High school students were long restricted by parents and schools when it came to dating, but a new survey shows that more than one-third of female high school students are now prevented from dating by their boyfriends.
The nonprofit organization against domestic violence, Women's Net Kobe, interviewed 2,600 female and 1,800 male high school students over two years and found that many high school relationships involved violence, coercion and restrictions.
In the survey, 33 percent of female high school students said their boyfriends imposed restrictions on them. These restrictions included boyfriends' demanding they not go out with other friends, limiting the times they could go out and erasing contacts and numbers from their cellphones. The survey also found that 27 percent of the female students said they suffered psychological violence such as verbal abuse.
In addition, 18 percent said their boyfriends coerced them into having sex and 15 percent of female high school students suffered physical violence from their partners. Male students also reported these experiences, but at much lower percentages.
The common experience of abusive treatment was further evidenced by one-third of female high school students reporting they felt frightened by their boyfriends and 28 percent feeling they could not disobey their partners. This type of male control, which is another type of bullying, is a serious issue. Like the habits developed in regular school classes, fear and intimidation experienced in early relationships can become ingrained, and become harder to break later in life.
The key to curbing this problem is for young women to learn to be assertive. Communication is never easy, but it is essential that both male and female students learn to establish intimate bonds based on respect and equality. When that happens, the inevitable difficulties and desires can be talked through in a grownup manner that does not lead to force or violence. Young men and women must learn to openly confront the fears and shame that let problems fester.
Teachers and parents must listen and talk with young people honestly and constructively. Workshops inside high schools, such as those run by Women's Net Kobe, are one way to openly challenge wrong assumptions and directly educate young people in better ways of relating and communicating.
The reality is that high school students are going to develop intimate ties with boyfriends and girlfriends.

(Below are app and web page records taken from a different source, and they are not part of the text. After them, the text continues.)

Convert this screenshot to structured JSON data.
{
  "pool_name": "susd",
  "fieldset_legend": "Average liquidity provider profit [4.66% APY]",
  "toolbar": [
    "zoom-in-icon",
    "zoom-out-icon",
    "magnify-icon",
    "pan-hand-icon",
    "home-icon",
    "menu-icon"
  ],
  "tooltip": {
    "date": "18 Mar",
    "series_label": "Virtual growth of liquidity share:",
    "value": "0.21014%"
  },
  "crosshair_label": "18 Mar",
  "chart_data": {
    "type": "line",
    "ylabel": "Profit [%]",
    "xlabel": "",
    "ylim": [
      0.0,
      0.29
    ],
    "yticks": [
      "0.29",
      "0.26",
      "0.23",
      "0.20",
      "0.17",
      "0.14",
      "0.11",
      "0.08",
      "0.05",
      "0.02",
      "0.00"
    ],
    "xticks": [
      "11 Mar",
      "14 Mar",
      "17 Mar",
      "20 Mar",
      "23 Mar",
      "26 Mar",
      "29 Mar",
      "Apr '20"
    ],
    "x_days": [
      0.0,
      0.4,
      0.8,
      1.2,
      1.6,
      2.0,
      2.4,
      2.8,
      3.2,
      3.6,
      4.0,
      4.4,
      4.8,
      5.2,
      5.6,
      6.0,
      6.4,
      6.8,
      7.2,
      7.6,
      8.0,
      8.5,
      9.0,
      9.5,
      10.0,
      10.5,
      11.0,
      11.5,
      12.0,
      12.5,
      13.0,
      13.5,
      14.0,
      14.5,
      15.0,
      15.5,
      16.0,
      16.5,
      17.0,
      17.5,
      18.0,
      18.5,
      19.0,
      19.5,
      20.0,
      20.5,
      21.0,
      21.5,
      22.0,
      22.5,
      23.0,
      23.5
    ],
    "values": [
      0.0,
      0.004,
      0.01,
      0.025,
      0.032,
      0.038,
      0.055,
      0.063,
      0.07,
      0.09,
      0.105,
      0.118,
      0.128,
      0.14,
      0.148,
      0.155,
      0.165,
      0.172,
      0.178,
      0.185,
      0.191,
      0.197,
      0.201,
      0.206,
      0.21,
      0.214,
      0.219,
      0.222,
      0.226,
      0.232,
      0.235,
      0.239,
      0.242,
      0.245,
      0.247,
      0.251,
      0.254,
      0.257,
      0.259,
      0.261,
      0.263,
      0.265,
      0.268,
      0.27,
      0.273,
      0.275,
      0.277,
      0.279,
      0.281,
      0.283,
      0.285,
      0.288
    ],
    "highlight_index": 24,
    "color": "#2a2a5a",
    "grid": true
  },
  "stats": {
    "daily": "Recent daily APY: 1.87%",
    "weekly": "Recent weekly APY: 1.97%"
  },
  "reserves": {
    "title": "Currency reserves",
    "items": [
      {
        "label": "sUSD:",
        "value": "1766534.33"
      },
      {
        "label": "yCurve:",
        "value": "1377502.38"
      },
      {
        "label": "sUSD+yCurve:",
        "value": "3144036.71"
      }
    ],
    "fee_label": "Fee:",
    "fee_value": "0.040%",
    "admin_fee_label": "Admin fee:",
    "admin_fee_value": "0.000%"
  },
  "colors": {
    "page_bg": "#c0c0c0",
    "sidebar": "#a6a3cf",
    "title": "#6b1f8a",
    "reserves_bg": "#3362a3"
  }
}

With the help of adults, and their peers, young people can learn how to base communication on understanding their emotions and respecting their partners and can learn how to build healthy relationship skills that will last them a lifetime.